Opioid (opiate) withdrawal is an uncomfortable and potentially dangerous process that can last between one and three weeks, depending on the type of opioid used. People who abuse or are addicted to opioids can experience more intense withdrawal symptoms and are at high risk for relapsing to avoid or relieve severe symptoms.
Opioid abuse treatment at Vertava Health Ohio includes a full program of treatment services that begins with medical detoxification (detox). To learn more about opioid withdrawal and effective treatments for withdrawal, continue reading below.
What Is Opioid Detox?
Opioid detoxification (detox) is a necessary process for people who have become physically dependent on a drug. With opioids, this can occur in as little as a few weeks. Detox involves allowing a drug to fully process through a person’s system and leave the body. This can trigger physical and psychological symptoms referred to as drug withdrawal.
Detoxification services are commonly required in instances where someone has been abusing or become psychologically addicted to a drug. Abuse of a drug refers to taking a drug in any way other than prescribed or directed by a doctor.
- taking higher doses
- taking it more often than prescribed
- crushing and snorting pills
- wearing an excessive number of opioid patches
- mixing opioids with alcohol or non-prescribed drugs
Opioid withdrawal can cause a number of symptoms from mild to severe throughout the body. The types of symptoms experienced during withdrawal can vary from person to person and may require medical attention.
How Long Does Opioid Withdrawal Last?
Opioid withdrawal can last anywhere between a few days to a few weeks depending on the type of opioid(s) a person has been taking, as well as other personal and biological factors.
Factors that can affect the length of the withdrawal process include:
- type of opioid
- duration of drug use
- method of use (e.g. swallowing, snorting, injecting)
- frequency of use
- previous history of drug or alcohol withdrawal
The timeline for opioid withdrawal can vary depending on the type of opioid used. Short-acting opioids, such as heroin or morphine, have shorter withdrawal periods that typically last no longer than a week.
Longer-acting opioids methadone can cause withdrawal symptoms that begin later and last up to three weeks. Unless prescribed in an extended-release form, most prescription opioids roughly follow a short-acting opioid timeline.
Opioid (Opiate) Abuse Withdrawal Timeline And Symptoms
Symptoms of withdrawal from short-acting opioids can begin within 6 to 12 hours after a person’s last dose. For longer-acting opioids such as methadone, this can take up to 30 hours, with anxiety and agitation being some of the most common initial symptoms.
The timeline for opioid withdrawal and detox can be split up into three general stages:
- early withdrawal
- peak withdrawal
- late (protracted) withdrawal
Early opioid withdrawal symptoms often begin anywhere between 6 to 12 hours after a person’s last dose. These can be uncomfortable but easily manageable with support from medical professionals or other sources of support.
Early withdrawal symptoms may include:
- muscle aches
- eyes tearing up
- runny nose
- insomnia (trouble sleeping)

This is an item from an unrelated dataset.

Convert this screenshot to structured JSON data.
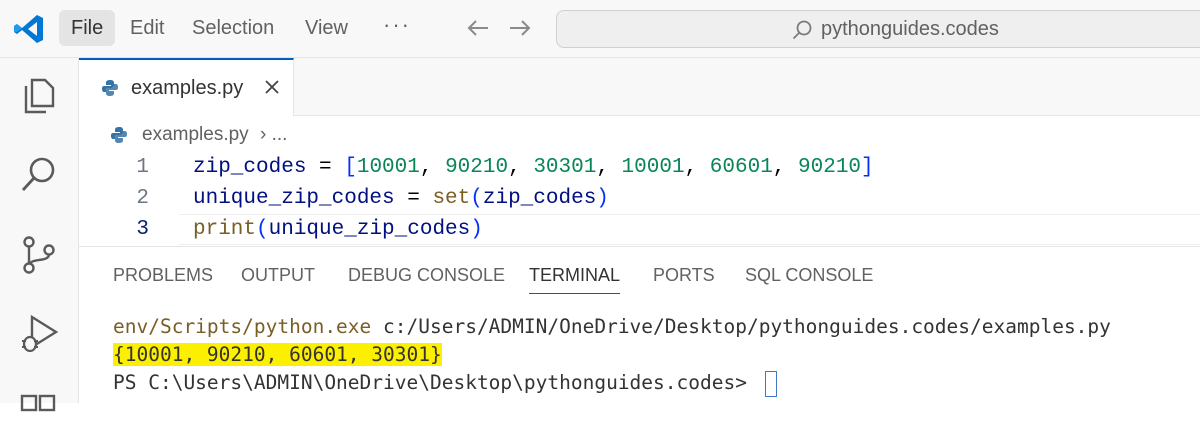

Additional symptoms such as hot or cold flashes, difficulty concentrating, and mood swings can also occur during this time.
Opioid withdrawal symptoms typically reach their peak between 48 and 36 hours after a person’s last dose. This is often the most uncomfortable stage of the withdrawal process. To avoid or relieve these symptoms, people are at high risk for relapsing back into their drug use.
Late withdrawal symptoms during this peak period may include:
- stomach cramps
- dilated pupils (large pupils)
- nausea and vomiting
- drug cravings
Following the peak period of opioid withdrawal, symptoms will generally begin to reduce in severity. Certain dangers, however, may still remain for people overcoming severe or long-term opioid dependence and require medical monitoring.
Most withdrawal symptoms for short-acting opioids disappear within a week. Some symptoms such as anxiety, depression, and drug cravings may still linger for some time. Withdrawal symptoms of longer-acting opioids, such as methadone, can last up to three weeks.
Mental and psychological symptoms that persist beyond the initial withdrawal period may be treated with certain medicines and through behavioral counseling. This type of treatment, known as medication-assisted therapy (MAT), is the most effective treatment for overcoming opioid dependence and preventing relapse.
Is Opioid Withdrawal Dangerous?
While the dangers of opioid withdrawal can vary depending on the severity of a person’s dependence, it is important to understand the potential health risks of detoxing from opioids without medical support.
For some, the experience of opioid withdrawal can be relatively mild and easily treated with medicine, hydration, and rest. In severe cases, however, opioid withdrawal can become dangerous and even life-threatening. This is most ly among people without access to efficient medical support, such as people who are imprisoned or homeless.
The primary dangers of opioid withdrawal are the combined consequences of diarrhea and vomiting, which can lead to severe dehydration. This can also cause elevated blood sodium levels, risking serious heart problems. In severe cases, people undergoing intense withdrawal can experience hypoxia (lack of oxygen reaching the brain), heart failure, or death.
These potential dangers of opioid withdrawal are preventable, and treatable within a medical setting. Due to the dangers detailed above, it is not recommended that people who have been abusing opioids attempt to detox on their own.
What Treatments Are There For Opioid Withdrawal?
There are two primary options for opioid detox: inpatient (medical) and outpatient detox. The most helpful and most effective option for people who have been struggling with opioid abuse is to enter an inpatient setting for medical detox.
Outpatient detox for opioid withdrawal is typically only recommended for people with mild opioid dependence who have not been abusing the drug. On an outpatient basis, patients can develop a tapering schedule with their doctor their current dosage. This offers a more manageable withdrawal process for working professionals, caregivers, or others with important obligations.
Although withdrawing from opioids on an outpatient basis may sound more preferable, this is not an option that is generally suitable for people who have been abusing opioids. Opioid abuse and addiction can lead to stronger dependence within the body, as well as a psychological addiction. This can make an opioid withdrawal a much more challenging process to manage without medical support.
Medically Supervised Detox
Medically supervised detox (medical detox) is provided in some hospital settings and most drug addiction treatment centers. This involves 24-hour monitoring under the supervision of medical professionals who can observe patients for health concerns and provide support.
Within medical detox, people can receive medications to ease withdrawal symptoms, nutrition, and fluids to prevent dehydration. Undergoing medically supervised detox also decreases the risk for relapse by separating a person from external triggers present in a home environment.
Through detox, patients are able to rid opioids from their bodies, but this alone is not enough to address the underlying causes of an opioid problem. According to the National Institutes of Health (NIH), the most effective treatment for opioid abuse involves a combination of counseling and medicine.
Begin Your Recovery At Vertava Health Ohio
At Vertava Health Ohio rehab facility, we offer a full and integrative opioid abuse treatment program that begins with medically-supervised detox, followed by a seamless transition into our addiction treatment program.
Opioid abuse is an epidemic that devastates the lives of individuals and their loved ones across the nation every day.
Our opioid treatment program incorporates both traditional and holistic treatments designed to address all physical, emotional, and psychological needs.
This includes the use of medications for cravings, counseling, as well as art and wilderness therapies to help people explore their inner motivations for healing.
Don’t wait to seek help. Learn more about our opioid detox and addiction treatment programs at Vertava Health Ohio by contacting us today.